WHAT THE TASK ASKS:
If a line of the material holds the string "this", please copy it.

(DATA FOR REVIEW begins)

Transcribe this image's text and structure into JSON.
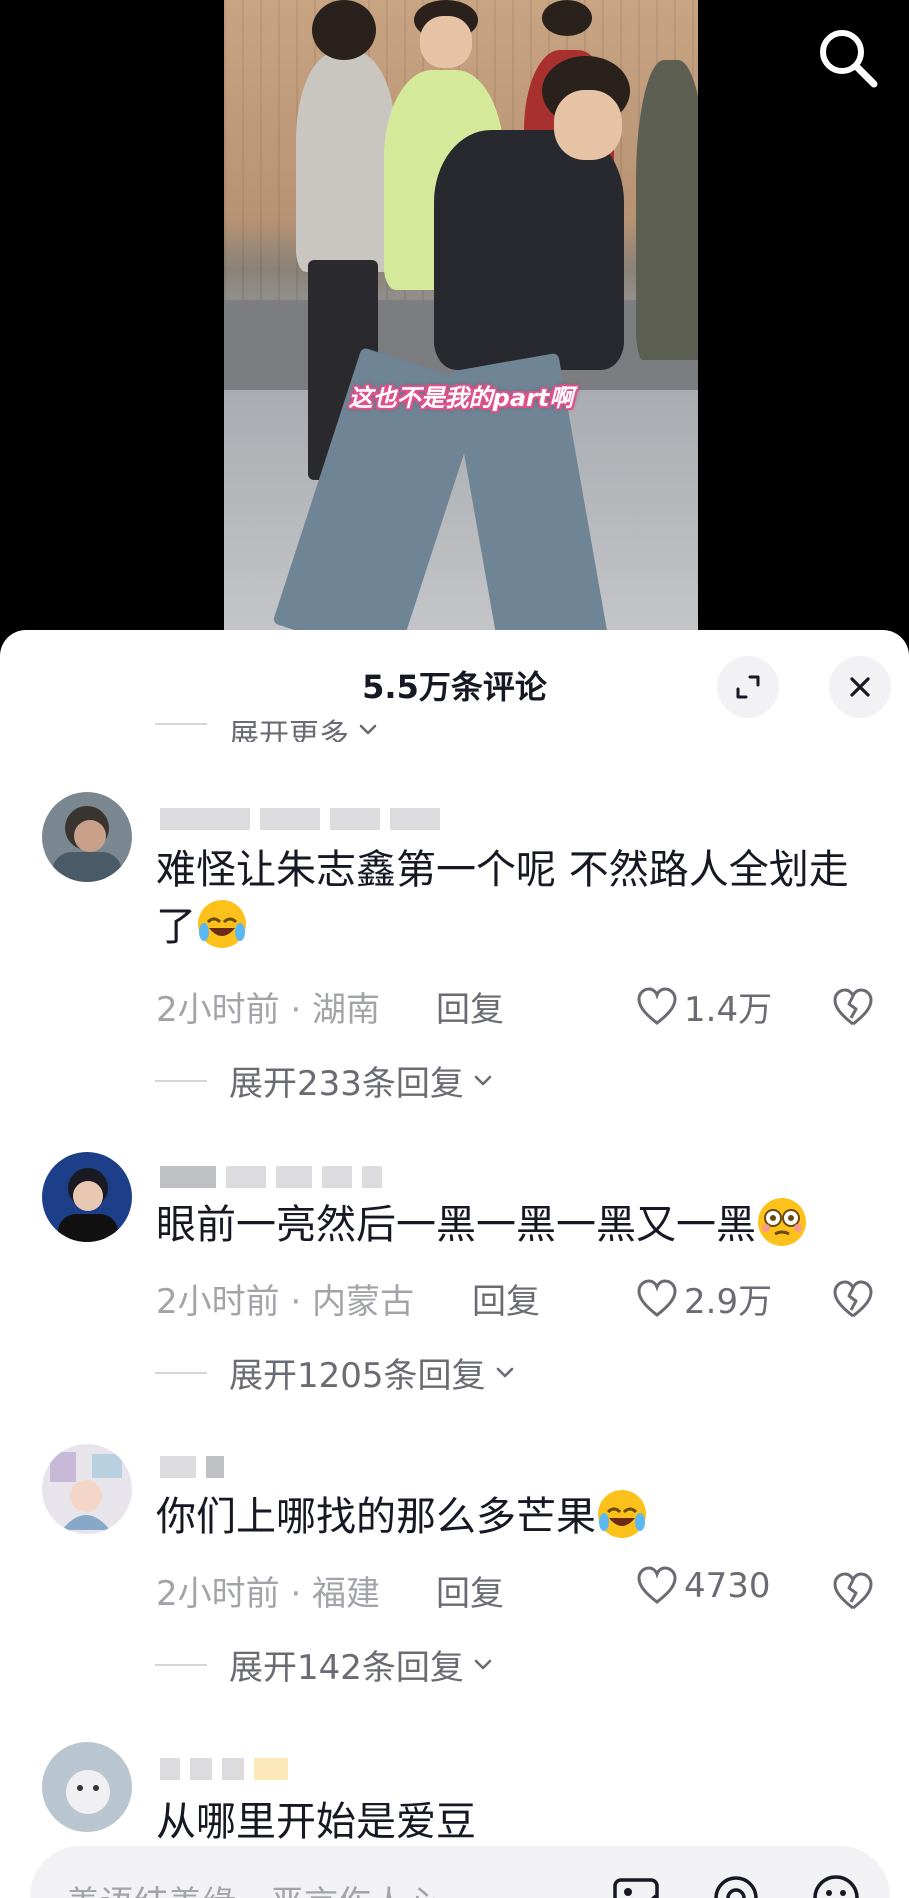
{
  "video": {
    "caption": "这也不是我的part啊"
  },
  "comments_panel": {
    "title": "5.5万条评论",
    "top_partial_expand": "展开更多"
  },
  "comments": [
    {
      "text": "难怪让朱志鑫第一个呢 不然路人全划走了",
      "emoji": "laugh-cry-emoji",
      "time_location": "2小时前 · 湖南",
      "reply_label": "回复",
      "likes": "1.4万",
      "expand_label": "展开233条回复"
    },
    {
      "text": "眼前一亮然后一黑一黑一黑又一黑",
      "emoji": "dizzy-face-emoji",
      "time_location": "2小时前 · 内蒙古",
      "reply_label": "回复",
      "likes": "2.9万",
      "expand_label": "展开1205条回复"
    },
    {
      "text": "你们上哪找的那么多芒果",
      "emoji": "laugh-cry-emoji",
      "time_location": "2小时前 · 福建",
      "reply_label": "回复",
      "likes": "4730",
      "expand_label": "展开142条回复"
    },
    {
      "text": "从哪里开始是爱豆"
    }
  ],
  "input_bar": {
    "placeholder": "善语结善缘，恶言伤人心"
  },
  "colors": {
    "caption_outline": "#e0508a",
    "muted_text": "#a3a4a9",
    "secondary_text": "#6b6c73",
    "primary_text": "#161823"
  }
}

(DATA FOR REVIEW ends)
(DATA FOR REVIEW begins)

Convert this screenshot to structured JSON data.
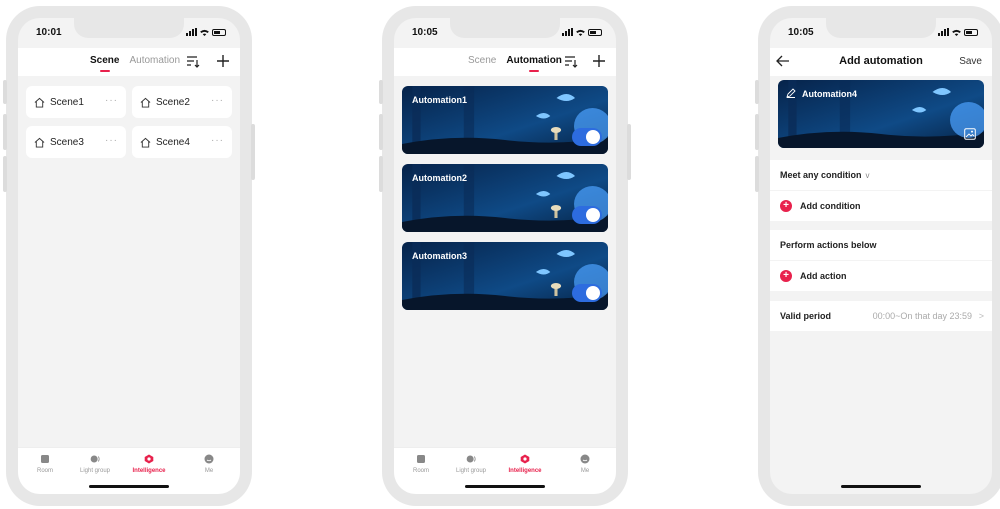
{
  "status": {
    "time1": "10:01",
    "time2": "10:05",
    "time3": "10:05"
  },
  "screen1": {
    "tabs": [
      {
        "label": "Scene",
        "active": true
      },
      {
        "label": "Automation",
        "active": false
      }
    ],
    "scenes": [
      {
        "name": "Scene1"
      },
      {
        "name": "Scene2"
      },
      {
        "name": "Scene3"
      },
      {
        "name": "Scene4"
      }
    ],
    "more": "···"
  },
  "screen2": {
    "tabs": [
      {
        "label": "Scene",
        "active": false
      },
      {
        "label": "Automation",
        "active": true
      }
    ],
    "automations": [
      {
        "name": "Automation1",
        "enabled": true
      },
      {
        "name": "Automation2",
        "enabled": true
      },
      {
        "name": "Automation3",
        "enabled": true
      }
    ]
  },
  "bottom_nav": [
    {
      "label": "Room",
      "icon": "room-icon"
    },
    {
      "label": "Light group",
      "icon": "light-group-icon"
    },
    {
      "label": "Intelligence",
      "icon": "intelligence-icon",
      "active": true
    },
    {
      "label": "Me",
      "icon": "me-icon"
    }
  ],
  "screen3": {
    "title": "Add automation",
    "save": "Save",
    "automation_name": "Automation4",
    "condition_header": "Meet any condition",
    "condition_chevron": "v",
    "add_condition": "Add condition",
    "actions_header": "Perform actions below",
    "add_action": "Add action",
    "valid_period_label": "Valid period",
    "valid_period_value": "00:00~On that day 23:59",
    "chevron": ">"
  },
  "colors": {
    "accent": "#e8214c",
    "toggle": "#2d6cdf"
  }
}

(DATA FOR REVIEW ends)
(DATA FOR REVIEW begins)

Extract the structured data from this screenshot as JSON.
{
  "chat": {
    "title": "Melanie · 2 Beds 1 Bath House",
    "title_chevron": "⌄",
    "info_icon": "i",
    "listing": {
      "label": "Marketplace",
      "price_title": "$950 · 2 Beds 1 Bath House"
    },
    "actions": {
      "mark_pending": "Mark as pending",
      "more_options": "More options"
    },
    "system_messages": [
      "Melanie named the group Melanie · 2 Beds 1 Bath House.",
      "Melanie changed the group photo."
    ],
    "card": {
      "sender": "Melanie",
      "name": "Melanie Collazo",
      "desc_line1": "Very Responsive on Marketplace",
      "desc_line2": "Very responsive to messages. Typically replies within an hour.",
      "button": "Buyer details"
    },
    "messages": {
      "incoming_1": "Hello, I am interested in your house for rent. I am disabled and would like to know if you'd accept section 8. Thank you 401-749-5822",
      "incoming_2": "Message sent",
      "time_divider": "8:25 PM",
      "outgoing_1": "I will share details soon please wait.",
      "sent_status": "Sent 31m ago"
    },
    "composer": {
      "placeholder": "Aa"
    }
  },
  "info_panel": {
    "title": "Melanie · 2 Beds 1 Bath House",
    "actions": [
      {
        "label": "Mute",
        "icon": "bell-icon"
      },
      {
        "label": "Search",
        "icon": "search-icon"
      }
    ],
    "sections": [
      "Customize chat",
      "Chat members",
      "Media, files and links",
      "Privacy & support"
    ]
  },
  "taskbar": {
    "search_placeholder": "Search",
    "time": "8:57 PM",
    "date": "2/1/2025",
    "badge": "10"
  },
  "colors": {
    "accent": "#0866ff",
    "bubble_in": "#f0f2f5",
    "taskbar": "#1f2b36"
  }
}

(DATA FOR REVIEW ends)

RESPONSE BELOW:
Transcribe this image's text and structure into JSON.
Convert this screenshot to structured JSON data.
Extract the structured data from this screenshot as JSON.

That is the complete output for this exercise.